▸ Required action: Every line with the string "icon" must be copied from the entries below.

▸ Source information:

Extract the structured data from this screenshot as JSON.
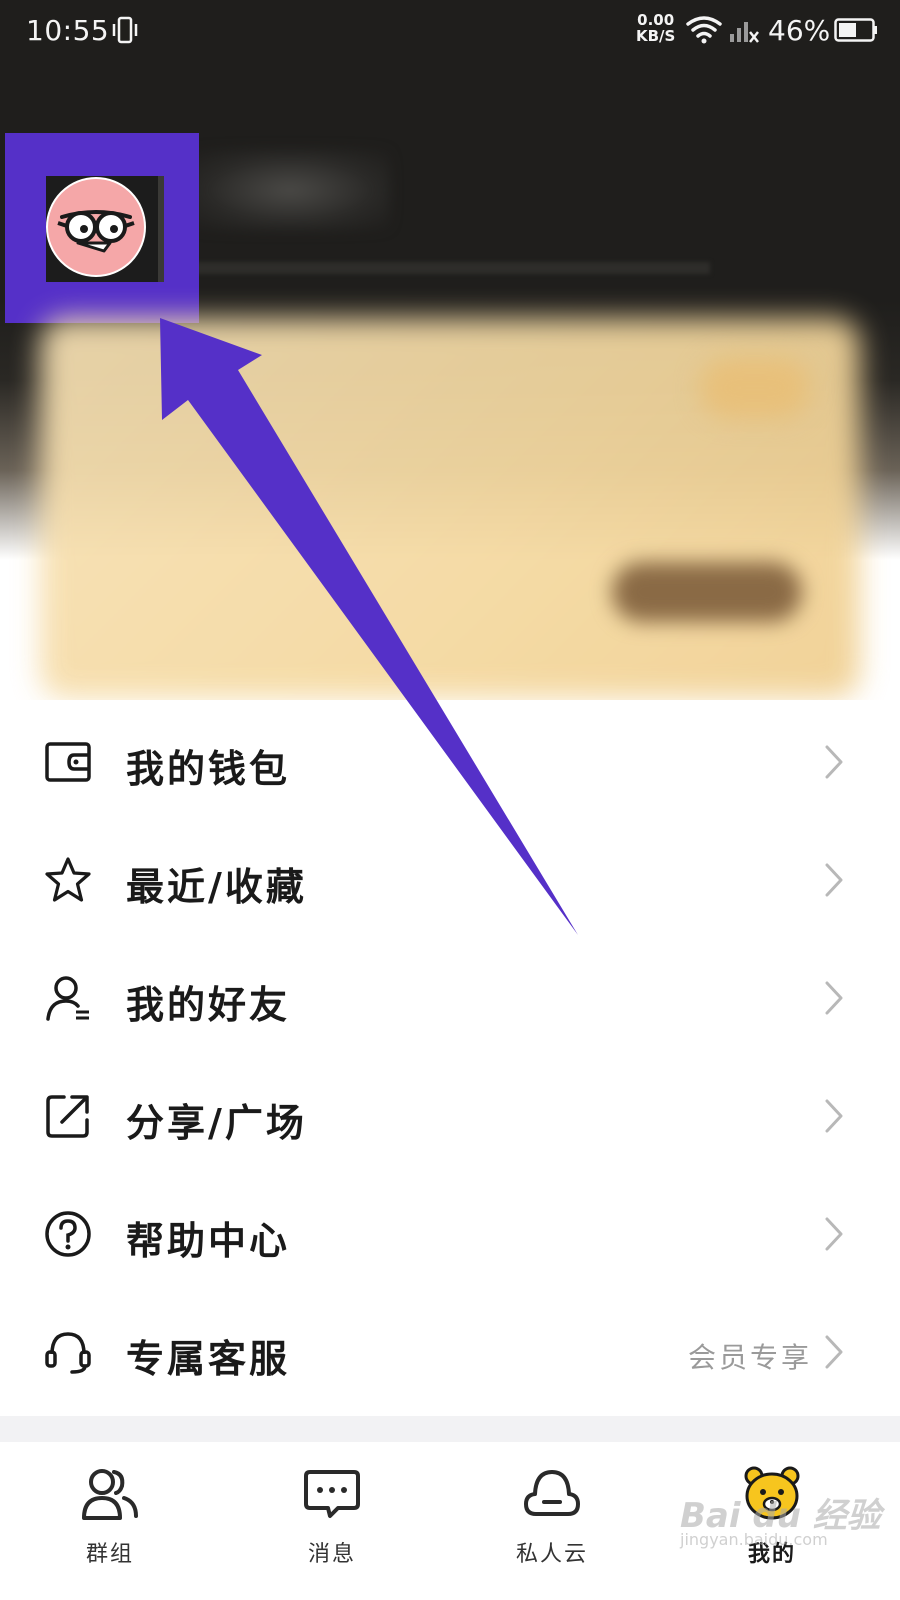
{
  "status_bar": {
    "time": "10:55",
    "net_speed_value": "0.00",
    "net_speed_unit": "KB/S",
    "battery_percent": "46%"
  },
  "menu": {
    "items": [
      {
        "label": "我的钱包",
        "icon": "wallet-icon"
      },
      {
        "label": "最近/收藏",
        "icon": "star-icon"
      },
      {
        "label": "我的好友",
        "icon": "friend-icon"
      },
      {
        "label": "分享/广场",
        "icon": "share-icon"
      },
      {
        "label": "帮助中心",
        "icon": "help-icon"
      },
      {
        "label": "专属客服",
        "icon": "headset-icon",
        "extra": "会员专享"
      }
    ]
  },
  "bottom_nav": {
    "items": [
      {
        "label": "群组",
        "icon": "group-icon"
      },
      {
        "label": "消息",
        "icon": "message-icon"
      },
      {
        "label": "私人云",
        "icon": "cloud-icon"
      },
      {
        "label": "我的",
        "icon": "bear-icon",
        "active": true
      }
    ]
  },
  "watermark": {
    "brand": "Bai du 经验",
    "url": "jingyan.baidu.com"
  },
  "colors": {
    "header_bg": "#1f1e1c",
    "highlight": "#5530c8",
    "avatar_bg": "#f5a7a8",
    "card_gold": "#f5d9a0"
  }
}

▸ Solution for this exercise:
        "icon": "wallet-icon"
        "icon": "star-icon"
        "icon": "friend-icon"
        "icon": "share-icon"
        "icon": "help-icon"
        "icon": "headset-icon",
        "icon": "group-icon"
        "icon": "message-icon"
        "icon": "cloud-icon"
        "icon": "bear-icon",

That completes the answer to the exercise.